WHAT IS REQUIRED = In the records below, find each line with the word "Travel" and copy it.
RAW DATA section start
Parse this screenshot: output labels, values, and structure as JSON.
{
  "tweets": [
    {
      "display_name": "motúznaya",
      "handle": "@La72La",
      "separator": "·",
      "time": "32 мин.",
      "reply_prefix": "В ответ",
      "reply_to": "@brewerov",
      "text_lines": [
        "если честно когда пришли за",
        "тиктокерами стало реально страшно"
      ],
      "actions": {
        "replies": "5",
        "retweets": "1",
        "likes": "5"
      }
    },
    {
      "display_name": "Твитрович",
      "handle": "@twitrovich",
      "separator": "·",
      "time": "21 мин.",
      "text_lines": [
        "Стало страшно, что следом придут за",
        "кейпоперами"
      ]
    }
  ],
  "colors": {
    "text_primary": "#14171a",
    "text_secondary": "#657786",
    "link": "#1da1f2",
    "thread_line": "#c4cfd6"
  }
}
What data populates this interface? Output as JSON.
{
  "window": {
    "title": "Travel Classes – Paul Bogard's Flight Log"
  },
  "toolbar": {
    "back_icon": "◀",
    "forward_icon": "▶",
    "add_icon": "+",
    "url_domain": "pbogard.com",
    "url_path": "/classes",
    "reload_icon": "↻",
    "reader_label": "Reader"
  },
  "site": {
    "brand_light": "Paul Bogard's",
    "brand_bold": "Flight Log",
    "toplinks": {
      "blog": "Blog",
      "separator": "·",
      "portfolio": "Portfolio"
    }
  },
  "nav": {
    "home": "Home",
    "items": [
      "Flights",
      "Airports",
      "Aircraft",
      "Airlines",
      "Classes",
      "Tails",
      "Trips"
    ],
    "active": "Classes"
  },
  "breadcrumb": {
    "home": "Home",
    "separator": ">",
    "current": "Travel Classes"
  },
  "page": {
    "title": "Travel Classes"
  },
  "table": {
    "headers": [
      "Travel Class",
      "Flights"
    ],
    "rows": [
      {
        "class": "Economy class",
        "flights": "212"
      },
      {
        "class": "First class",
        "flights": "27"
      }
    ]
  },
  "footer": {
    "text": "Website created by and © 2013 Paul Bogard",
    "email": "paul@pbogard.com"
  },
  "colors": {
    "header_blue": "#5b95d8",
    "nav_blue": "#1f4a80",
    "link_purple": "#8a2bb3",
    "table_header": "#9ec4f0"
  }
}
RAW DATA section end
TASK RESPONSE =
    "title": "Travel Classes – Paul Bogard's Flight Log"
    "current": "Travel Classes"
    "title": "Travel Classes"
      "Travel Class",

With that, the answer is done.